This important and timely book provides a comprehensive theoretical and empirical examination of security and insecurity in Pacific Island countries. The book’s editors and contributors elucidate the complex, interrelated and multidimensional dynamics and forms of security in these countries at different levels of analysis from the global to the local. Mapping Security in the Pacific challenges us to rethink issues of security and insecurity in the Global South, including how security is defined and approached; the role of local and international organisations; and the gendered nature of security, making this volume a must-read for both students and established scholars. – Nathan W. Pino, Professor of Sociology, Texas State University, USA
Mapping Security in the Pacific: A focus on context, gender and organisational culture provides an important contribution to understanding a wide range of security concerns and contexts from the perspective of the Pacific Islands. The multidisciplinary/multidimensional focus on different dimensions of security allows the reader to gain an understanding of the context, gender and organisational culture of Pacific Island security through a diverse range of contributions on issues ranging from policing, climate change, military reform and economic (in)security.– Fiona Hukula, Senior Research Fellow, Building Safer Communities Research Program National Research Institute-Papua New Guinea

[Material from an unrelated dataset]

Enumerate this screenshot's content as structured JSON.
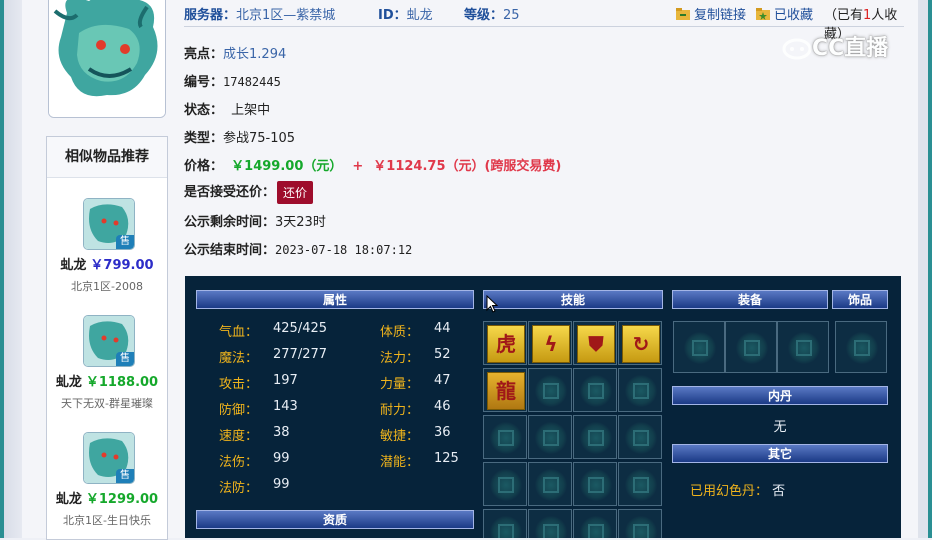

The Pacific region is a large geographical area but very little remains known of the social structures and social relations of its many small nations. Even less is known of the way in which security is maintained, challenged, transformed and reformulated in this region. This book remedies these deficiencies by providing important essays that shed clear light on these concerns. – John Pratt, Professor of Criminology, Victoria University of Wellington, New Zealand